Title is King
One of the concepts I stress in discussing estate planning with my Clients is that title is king - meaning that how assets are owned will trump everything else. Trusts, wills, beneficiary designations, everything will fall victim to a failure to properly title assets. One of the common problems I see is a misunderstanding about co-ownership. Joint tenancy and tenancy in common are the two most recognized forms of co-ownership. While both types result in ownership of an undivided interest in the property by each of the co-owners, the results at death are significantly different. With tenancy in common, the owner’s undivided interest will pass to her heirs in accordance with state law or her will upon death. The distribution is achieved through a probate of her estate. Joint tenancy, on the other hand, has a right of survivorship meaning that the owner’s undivided interest will automatically pass to the other owner without a probate.
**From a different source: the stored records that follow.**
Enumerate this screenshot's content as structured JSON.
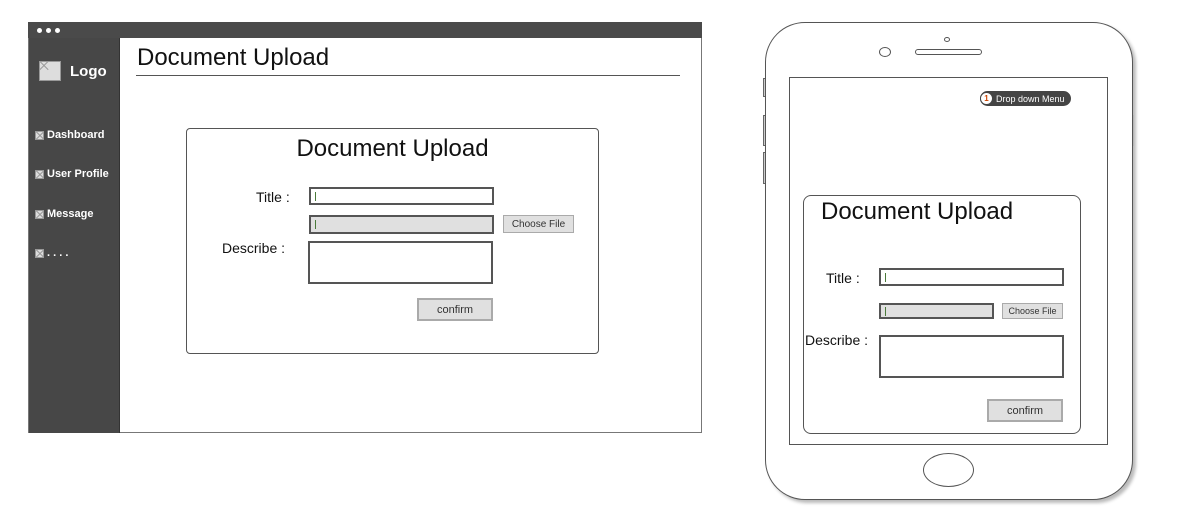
{
  "desktop": {
    "sidebar": {
      "logo": "Logo",
      "items": [
        {
          "label": "Dashboard"
        },
        {
          "label": "User Profile"
        },
        {
          "label": "Message"
        },
        {
          "label": ". . . ."
        }
      ]
    },
    "page_title": "Document Upload",
    "form": {
      "title": "Document Upload",
      "title_label": "Title :",
      "describe_label": "Describe :",
      "choose_file": "Choose File",
      "confirm": "confirm",
      "title_value": "",
      "file_value": "",
      "describe_value": ""
    }
  },
  "mobile": {
    "dropdown": {
      "badge": "1",
      "label": "Drop down Menu"
    },
    "form": {
      "title": "Document Upload",
      "title_label": "Title :",
      "describe_label": "Describe :",
      "choose_file": "Choose File",
      "confirm": "confirm",
      "title_value": "",
      "file_value": "",
      "describe_value": ""
    }
  }
}
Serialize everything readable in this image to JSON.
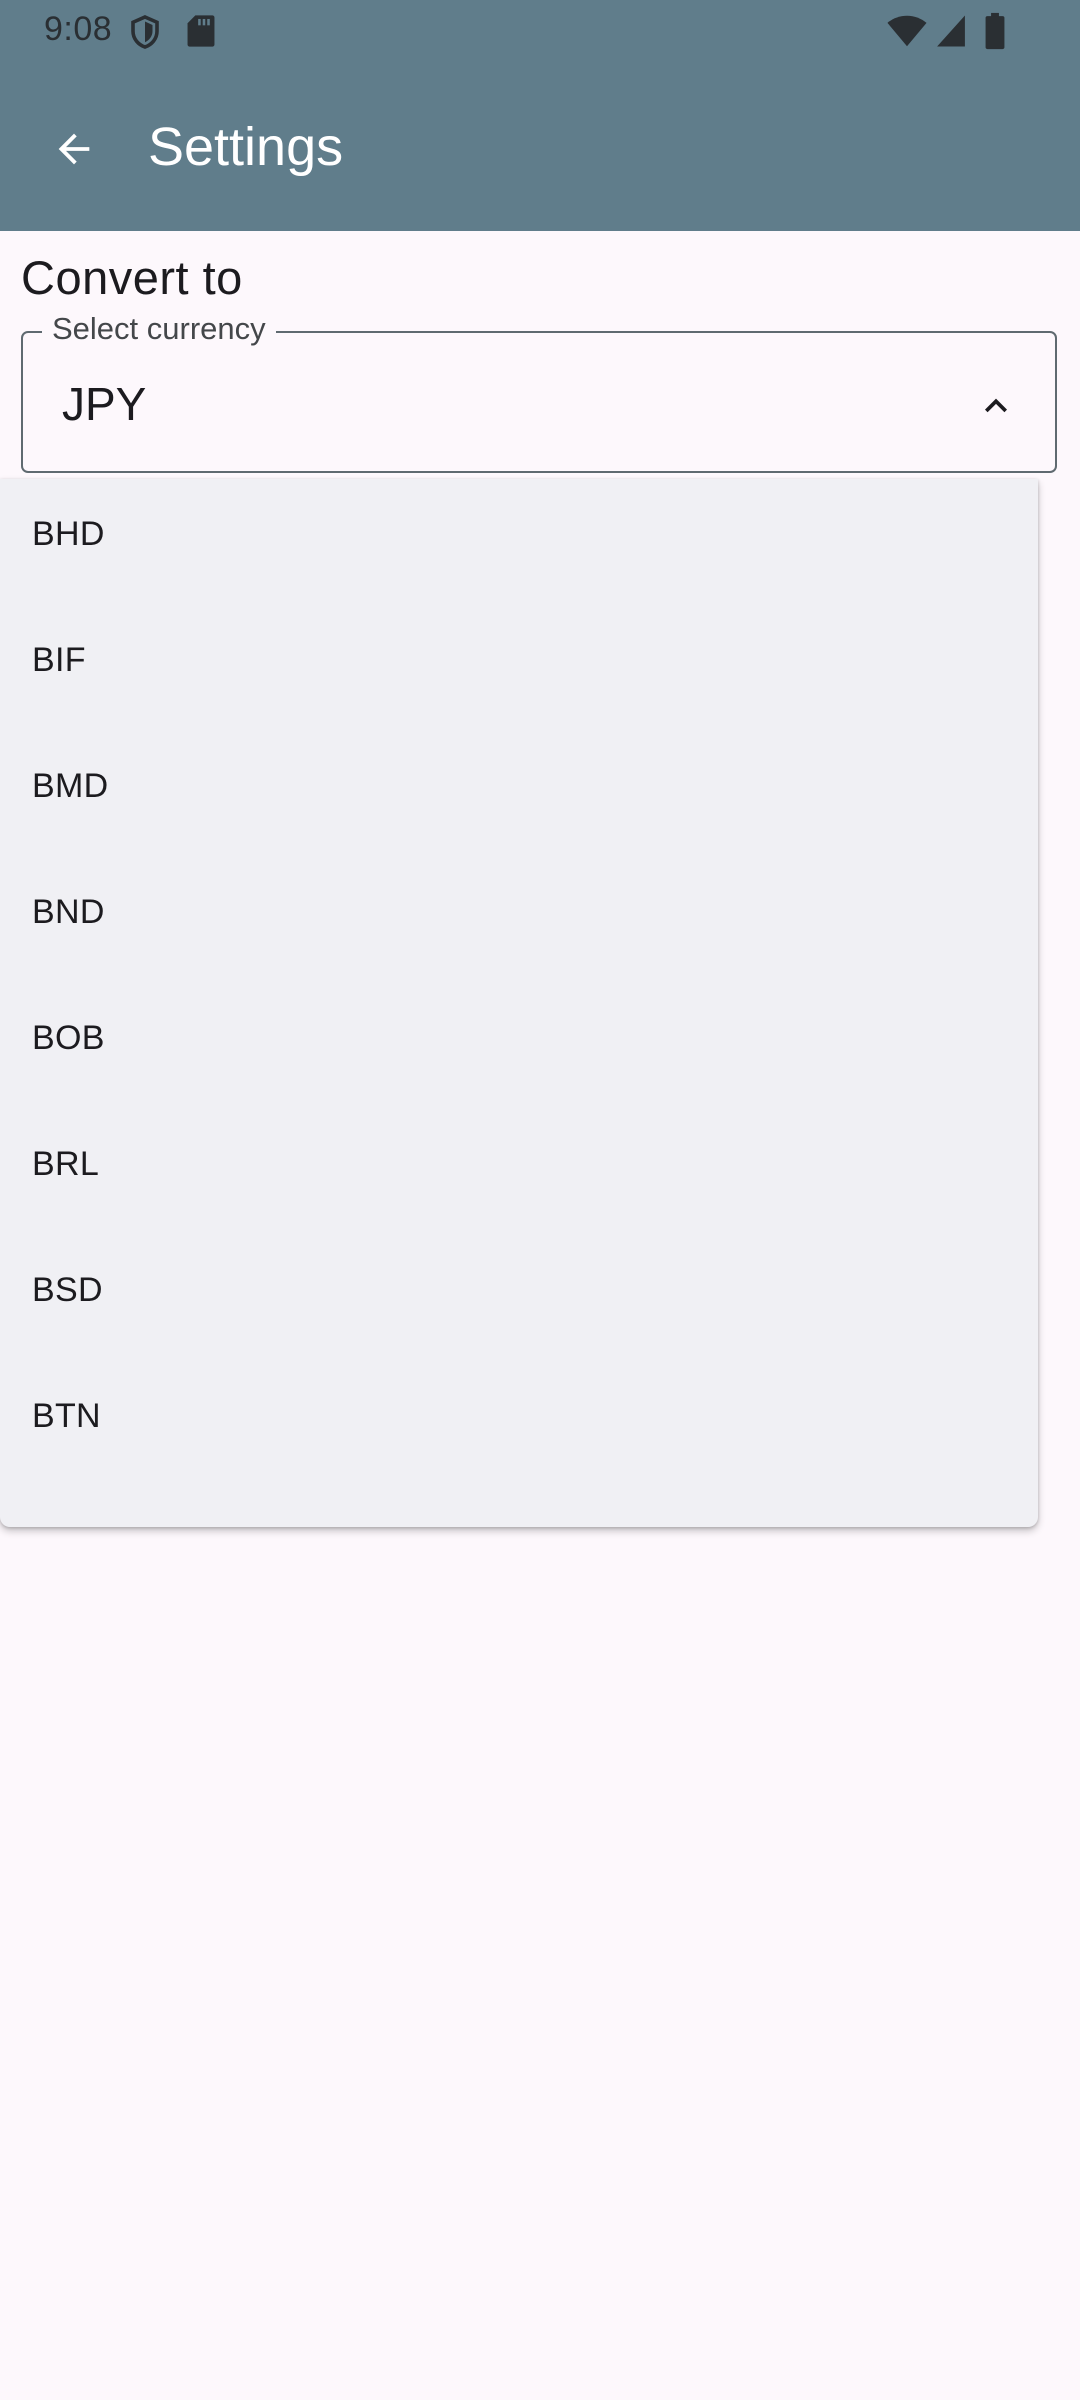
{
  "status_bar": {
    "time": "9:08",
    "icons": [
      "shield-icon",
      "sd-card-icon",
      "wifi-icon",
      "cell-signal-icon",
      "battery-icon"
    ]
  },
  "app_bar": {
    "title": "Settings",
    "back_icon": "arrow-back-icon",
    "color": "#607d8b"
  },
  "section": {
    "label": "Convert to"
  },
  "currency_select": {
    "legend": "Select currency",
    "value": "JPY",
    "expanded": true,
    "chevron_icon": "chevron-up-icon"
  },
  "dropdown": {
    "options": [
      "BHD",
      "BIF",
      "BMD",
      "BND",
      "BOB",
      "BRL",
      "BSD",
      "BTN"
    ]
  }
}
With a joint tenancy, it does not matter what the owner’s will states, the property will pass to the other owner.Often, people will plan to avoid probate by using joint tenancy ownership. While this can work well with spouses, the consequences can be disastrous if done with a non-spouse. Once in ownership, the non-spouse's creditors or a divorcing spouse can claim a part ownership or lien. Additionally, there is nothing to require the other owner to redistribute the property or money from its sale to other heirs.When planning for assets, it is important to carefully review all titling documents to ensure that ownership is coordinated with estate planning goals and objectives. If a trust is part of the plan, with few exceptions assets should be titled in the name of the trust. We recommend setting aside time each year to review your estate planning, including a review of asset ownership. Doing so will significantly increase the likelihood that your estate planning efforts will succeed.